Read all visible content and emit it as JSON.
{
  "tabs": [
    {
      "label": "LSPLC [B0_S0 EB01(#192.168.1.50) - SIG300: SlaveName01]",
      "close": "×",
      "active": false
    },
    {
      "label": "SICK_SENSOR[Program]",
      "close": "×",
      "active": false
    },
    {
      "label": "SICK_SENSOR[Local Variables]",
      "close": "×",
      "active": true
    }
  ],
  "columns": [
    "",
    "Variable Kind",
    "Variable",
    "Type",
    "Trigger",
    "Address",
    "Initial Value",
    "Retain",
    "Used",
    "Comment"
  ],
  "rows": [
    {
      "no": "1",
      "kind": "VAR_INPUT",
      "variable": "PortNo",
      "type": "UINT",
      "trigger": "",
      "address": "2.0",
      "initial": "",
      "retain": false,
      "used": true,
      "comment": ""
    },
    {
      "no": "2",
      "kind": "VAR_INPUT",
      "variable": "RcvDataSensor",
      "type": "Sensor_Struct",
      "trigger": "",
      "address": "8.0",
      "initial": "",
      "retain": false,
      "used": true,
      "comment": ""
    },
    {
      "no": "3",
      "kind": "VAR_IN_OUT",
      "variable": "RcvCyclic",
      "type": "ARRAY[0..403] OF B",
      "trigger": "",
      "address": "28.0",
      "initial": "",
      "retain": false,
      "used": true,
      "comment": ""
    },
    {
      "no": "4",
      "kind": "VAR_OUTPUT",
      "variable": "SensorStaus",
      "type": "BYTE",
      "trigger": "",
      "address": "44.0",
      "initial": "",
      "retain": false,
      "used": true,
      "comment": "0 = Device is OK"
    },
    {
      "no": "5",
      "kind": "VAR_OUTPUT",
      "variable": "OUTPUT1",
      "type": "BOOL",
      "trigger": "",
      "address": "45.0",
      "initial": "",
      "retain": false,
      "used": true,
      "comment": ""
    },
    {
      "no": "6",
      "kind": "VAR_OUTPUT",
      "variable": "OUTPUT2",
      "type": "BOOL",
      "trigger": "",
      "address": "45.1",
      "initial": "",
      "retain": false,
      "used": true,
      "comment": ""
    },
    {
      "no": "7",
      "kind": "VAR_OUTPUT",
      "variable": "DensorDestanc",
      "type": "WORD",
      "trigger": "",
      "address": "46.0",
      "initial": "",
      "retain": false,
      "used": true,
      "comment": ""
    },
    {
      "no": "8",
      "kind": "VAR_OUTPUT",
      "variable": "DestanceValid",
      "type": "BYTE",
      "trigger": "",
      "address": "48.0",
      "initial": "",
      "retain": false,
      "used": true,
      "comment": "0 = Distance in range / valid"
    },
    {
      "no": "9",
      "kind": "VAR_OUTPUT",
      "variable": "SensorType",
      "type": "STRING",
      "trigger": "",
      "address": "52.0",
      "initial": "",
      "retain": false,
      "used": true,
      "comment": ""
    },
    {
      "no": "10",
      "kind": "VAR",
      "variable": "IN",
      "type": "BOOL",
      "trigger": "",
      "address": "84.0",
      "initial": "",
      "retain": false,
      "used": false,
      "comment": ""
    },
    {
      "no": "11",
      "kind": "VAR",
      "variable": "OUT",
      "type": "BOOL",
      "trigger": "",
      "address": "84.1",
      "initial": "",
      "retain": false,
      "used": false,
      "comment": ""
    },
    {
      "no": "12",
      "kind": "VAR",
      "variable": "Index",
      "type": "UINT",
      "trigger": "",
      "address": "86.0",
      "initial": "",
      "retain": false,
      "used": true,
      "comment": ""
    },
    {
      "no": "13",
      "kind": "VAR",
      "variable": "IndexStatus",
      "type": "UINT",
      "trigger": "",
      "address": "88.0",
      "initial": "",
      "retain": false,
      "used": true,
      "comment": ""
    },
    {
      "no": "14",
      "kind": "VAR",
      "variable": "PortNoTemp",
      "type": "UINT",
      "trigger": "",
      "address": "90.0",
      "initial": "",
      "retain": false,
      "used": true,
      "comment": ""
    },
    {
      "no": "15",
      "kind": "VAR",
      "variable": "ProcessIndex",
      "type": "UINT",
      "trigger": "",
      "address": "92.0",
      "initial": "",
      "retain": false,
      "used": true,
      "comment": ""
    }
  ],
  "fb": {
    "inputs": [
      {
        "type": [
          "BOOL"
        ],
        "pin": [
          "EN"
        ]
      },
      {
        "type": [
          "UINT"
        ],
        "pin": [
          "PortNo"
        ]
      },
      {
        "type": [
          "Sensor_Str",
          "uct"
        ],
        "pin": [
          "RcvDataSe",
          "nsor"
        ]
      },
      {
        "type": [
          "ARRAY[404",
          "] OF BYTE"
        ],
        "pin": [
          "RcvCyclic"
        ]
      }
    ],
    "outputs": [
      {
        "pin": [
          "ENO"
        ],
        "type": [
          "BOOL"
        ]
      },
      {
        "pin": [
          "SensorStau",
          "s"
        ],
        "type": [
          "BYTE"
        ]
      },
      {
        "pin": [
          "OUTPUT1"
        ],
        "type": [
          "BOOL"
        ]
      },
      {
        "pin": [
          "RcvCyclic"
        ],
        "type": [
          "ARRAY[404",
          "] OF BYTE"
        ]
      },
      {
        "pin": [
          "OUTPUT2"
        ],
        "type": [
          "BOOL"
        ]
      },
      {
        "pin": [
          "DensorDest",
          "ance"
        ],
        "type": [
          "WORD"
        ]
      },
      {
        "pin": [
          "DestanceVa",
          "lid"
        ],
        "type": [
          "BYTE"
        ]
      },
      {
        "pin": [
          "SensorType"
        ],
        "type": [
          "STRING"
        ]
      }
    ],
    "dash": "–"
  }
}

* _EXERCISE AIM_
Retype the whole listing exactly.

* _SOLUTION TO THIS TASK_
Read all visible content and emit it as JSON.
{
  "tabs": [
    {
      "label": "LSPLC [B0_S0 EB01(#192.168.1.50) - SIG300: SlaveName01]",
      "close": "×",
      "active": false
    },
    {
      "label": "SICK_SENSOR[Program]",
      "close": "×",
      "active": false
    },
    {
      "label": "SICK_SENSOR[Local Variables]",
      "close": "×",
      "active": true
    }
  ],
  "columns": [
    "",
    "Variable Kind",
    "Variable",
    "Type",
    "Trigger",
    "Address",
    "Initial Value",
    "Retain",
    "Used",
    "Comment"
  ],
  "rows": [
    {
      "no": "1",
      "kind": "VAR_INPUT",
      "variable": "PortNo",
      "type": "UINT",
      "trigger": "",
      "address": "2.0",
      "initial": "",
      "retain": false,
      "used": true,
      "comment": ""
    },
    {
      "no": "2",
      "kind": "VAR_INPUT",
      "variable": "RcvDataSensor",
      "type": "Sensor_Struct",
      "trigger": "",
      "address": "8.0",
      "initial": "",
      "retain": false,
      "used": true,
      "comment": ""
    },
    {
      "no": "3",
      "kind": "VAR_IN_OUT",
      "variable": "RcvCyclic",
      "type": "ARRAY[0..403] OF B",
      "trigger": "",
      "address": "28.0",
      "initial": "",
      "retain": false,
      "used": true,
      "comment": ""
    },
    {
      "no": "4",
      "kind": "VAR_OUTPUT",
      "variable": "SensorStaus",
      "type": "BYTE",
      "trigger": "",
      "address": "44.0",
      "initial": "",
      "retain": false,
      "used": true,
      "comment": "0 = Device is OK"
    },
    {
      "no": "5",
      "kind": "VAR_OUTPUT",
      "variable": "OUTPUT1",
      "type": "BOOL",
      "trigger": "",
      "address": "45.0",
      "initial": "",
      "retain": false,
      "used": true,
      "comment": ""
    },
    {
      "no": "6",
      "kind": "VAR_OUTPUT",
      "variable": "OUTPUT2",
      "type": "BOOL",
      "trigger": "",
      "address": "45.1",
      "initial": "",
      "retain": false,
      "used": true,
      "comment": ""
    },
    {
      "no": "7",
      "kind": "VAR_OUTPUT",
      "variable": "DensorDestanc",
      "type": "WORD",
      "trigger": "",
      "address": "46.0",
      "initial": "",
      "retain": false,
      "used": true,
      "comment": ""
    },
    {
      "no": "8",
      "kind": "VAR_OUTPUT",
      "variable": "DestanceValid",
      "type": "BYTE",
      "trigger": "",
      "address": "48.0",
      "initial": "",
      "retain": false,
      "used": true,
      "comment": "0 = Distance in range / valid"
    },
    {
      "no": "9",
      "kind": "VAR_OUTPUT",
      "variable": "SensorType",
      "type": "STRING",
      "trigger": "",
      "address": "52.0",
      "initial": "",
      "retain": false,
      "used": true,
      "comment": ""
    },
    {
      "no": "10",
      "kind": "VAR",
      "variable": "IN",
      "type": "BOOL",
      "trigger": "",
      "address": "84.0",
      "initial": "",
      "retain": false,
      "used": false,
      "comment": ""
    },
    {
      "no": "11",
      "kind": "VAR",
      "variable": "OUT",
      "type": "BOOL",
      "trigger": "",
      "address": "84.1",
      "initial": "",
      "retain": false,
      "used": false,
      "comment": ""
    },
    {
      "no": "12",
      "kind": "VAR",
      "variable": "Index",
      "type": "UINT",
      "trigger": "",
      "address": "86.0",
      "initial": "",
      "retain": false,
      "used": true,
      "comment": ""
    },
    {
      "no": "13",
      "kind": "VAR",
      "variable": "IndexStatus",
      "type": "UINT",
      "trigger": "",
      "address": "88.0",
      "initial": "",
      "retain": false,
      "used": true,
      "comment": ""
    },
    {
      "no": "14",
      "kind": "VAR",
      "variable": "PortNoTemp",
      "type": "UINT",
      "trigger": "",
      "address": "90.0",
      "initial": "",
      "retain": false,
      "used": true,
      "comment": ""
    },
    {
      "no": "15",
      "kind": "VAR",
      "variable": "ProcessIndex",
      "type": "UINT",
      "trigger": "",
      "address": "92.0",
      "initial": "",
      "retain": false,
      "used": true,
      "comment": ""
    }
  ],
  "fb": {
    "inputs": [
      {
        "type": [
          "BOOL"
        ],
        "pin": [
          "EN"
        ]
      },
      {
        "type": [
          "UINT"
        ],
        "pin": [
          "PortNo"
        ]
      },
      {
        "type": [
          "Sensor_Str",
          "uct"
        ],
        "pin": [
          "RcvDataSe",
          "nsor"
        ]
      },
      {
        "type": [
          "ARRAY[404",
          "] OF BYTE"
        ],
        "pin": [
          "RcvCyclic"
        ]
      }
    ],
    "outputs": [
      {
        "pin": [
          "ENO"
        ],
        "type": [
          "BOOL"
        ]
      },
      {
        "pin": [
          "SensorStau",
          "s"
        ],
        "type": [
          "BYTE"
        ]
      },
      {
        "pin": [
          "OUTPUT1"
        ],
        "type": [
          "BOOL"
        ]
      },
      {
        "pin": [
          "RcvCyclic"
        ],
        "type": [
          "ARRAY[404",
          "] OF BYTE"
        ]
      },
      {
        "pin": [
          "OUTPUT2"
        ],
        "type": [
          "BOOL"
        ]
      },
      {
        "pin": [
          "DensorDest",
          "ance"
        ],
        "type": [
          "WORD"
        ]
      },
      {
        "pin": [
          "DestanceVa",
          "lid"
        ],
        "type": [
          "BYTE"
        ]
      },
      {
        "pin": [
          "SensorType"
        ],
        "type": [
          "STRING"
        ]
      }
    ],
    "dash": "–"
  }
}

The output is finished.